Defendant insists the present statutes on sexual abuse have not changed the former requirement of "utmost resistance" and that this must necessarily be manifested by applying an objective test. We do not agree. Fear has always been recognized as a substitute for the resistance which our cases otherwise required. State v. Gray, 216 N.W.2d 306, 307-08. (Iowa 1974); State v. Holoubek, 246 Iowa 109, 113, 66 N.W.2d 861, 864 (1954). It is true that in these cases there was either an act of violence or a threat of violence with the apparent power to carry out the threat. The present statute, however, (section 709.5) specifically directs that the question whether the sexual act was committed "by force or against the will" of the victim should be decided by considering the circumstances surrounding the act. This, we take it, means all the circumstances, subjective as well as objective.
It is true defendant did not threaten complainant and used no force except that which is necessary for the act of sexual intercourse itself.
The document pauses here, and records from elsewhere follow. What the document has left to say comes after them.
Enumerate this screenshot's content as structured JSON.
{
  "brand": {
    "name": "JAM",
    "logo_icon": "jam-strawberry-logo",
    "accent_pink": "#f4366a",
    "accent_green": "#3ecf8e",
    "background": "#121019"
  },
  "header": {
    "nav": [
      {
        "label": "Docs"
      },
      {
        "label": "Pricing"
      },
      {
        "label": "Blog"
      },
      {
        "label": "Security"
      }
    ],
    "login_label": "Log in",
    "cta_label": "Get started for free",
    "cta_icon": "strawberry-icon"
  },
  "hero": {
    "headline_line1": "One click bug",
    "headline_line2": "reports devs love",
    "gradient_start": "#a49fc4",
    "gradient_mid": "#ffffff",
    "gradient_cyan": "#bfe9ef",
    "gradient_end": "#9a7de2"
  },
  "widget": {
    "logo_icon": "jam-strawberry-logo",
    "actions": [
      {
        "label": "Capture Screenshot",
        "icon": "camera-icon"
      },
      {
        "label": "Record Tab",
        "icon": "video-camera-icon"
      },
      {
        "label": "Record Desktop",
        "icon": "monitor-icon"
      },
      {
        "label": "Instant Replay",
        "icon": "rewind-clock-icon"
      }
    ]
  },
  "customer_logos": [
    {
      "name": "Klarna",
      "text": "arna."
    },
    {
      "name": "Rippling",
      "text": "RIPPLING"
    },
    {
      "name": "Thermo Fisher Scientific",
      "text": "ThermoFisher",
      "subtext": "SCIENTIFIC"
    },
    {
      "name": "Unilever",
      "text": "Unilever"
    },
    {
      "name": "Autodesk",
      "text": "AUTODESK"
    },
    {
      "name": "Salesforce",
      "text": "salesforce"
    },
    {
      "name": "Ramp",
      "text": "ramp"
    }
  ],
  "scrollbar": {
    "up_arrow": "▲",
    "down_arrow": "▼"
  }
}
We believe, however, that the jury couldand obviously didbelieve complainant when she testified to fear which rendered her incapable of protest or resistance. This is all our statute demands. There is no merit to defendant's argument to the contrary.
II. Impeachment Testimony.
The second issue raised is that the trial court erred in permitting defendant to be impeached by testimony concerning his previous arrests. Although it is questionable whether this alleged error was properly preserved for appeal, we consider the matter on its merits.
Defendant testified he originally gave the police a false statement concerning his actions because he was frightened by being *323 placed under arrest. On cross-examination, the State attempted to show his story about being frightened was not credible because he had previously been arrested and presumably would not experience fear because of that fact. The State specifically disavowed any intention to use the arrest or arrests to impeach defendant's general credibility as is shown by the following exchange:
MR. DOTSON (defense counsel):Excuse me, your Honor. If this man has a prior felony conviction that [the county attorney] wants to impeach this young man with, that is fine. If he wants to go into his traffic record, I am going to object at this point. It is an improper question on the part of the State.
MR. SOLDAT (county attorney):I don't care about his convictions, not going into his convictions. What I am going into is the quality of his mind upon arrest that was brought up on direct examination. I would like to show this was not a new experience for this young man and he had no reason to be frightened by such an experience.
Evidence of an arrest is not admissible to impeach a witness. It does not connote guilt nor reflect upon credibility. But that does not mean it is never admissible for other purposes. A defendant in a criminal case who takes the stand submits himself to cross-examination the same as any other witness. State v. Conner, 241 N.W.2d 447, 455 (Iowa 1976). Iowa R.Crim.P. 19.
In the present case defendant undertook to explain away his false statement to the police by attributing it to fear upon being arrested. This permitted the State to show he was not fearful. Whether a prior arrest would serve this purpose is debatable. It might be argued a prior arrest would make one more, rather than less, fearful. It might also be argued an isolated arrest for an undisclosed reason at an undisclosed time would be so prejudicial as to outweigh any slight probative value. However, these matters were never raised. Defendant treated the question as though it was offered for general impeachment purposes and objected only on that ground, which presents no basis for reversal.
Finding no reversible error, we affirm the judgment.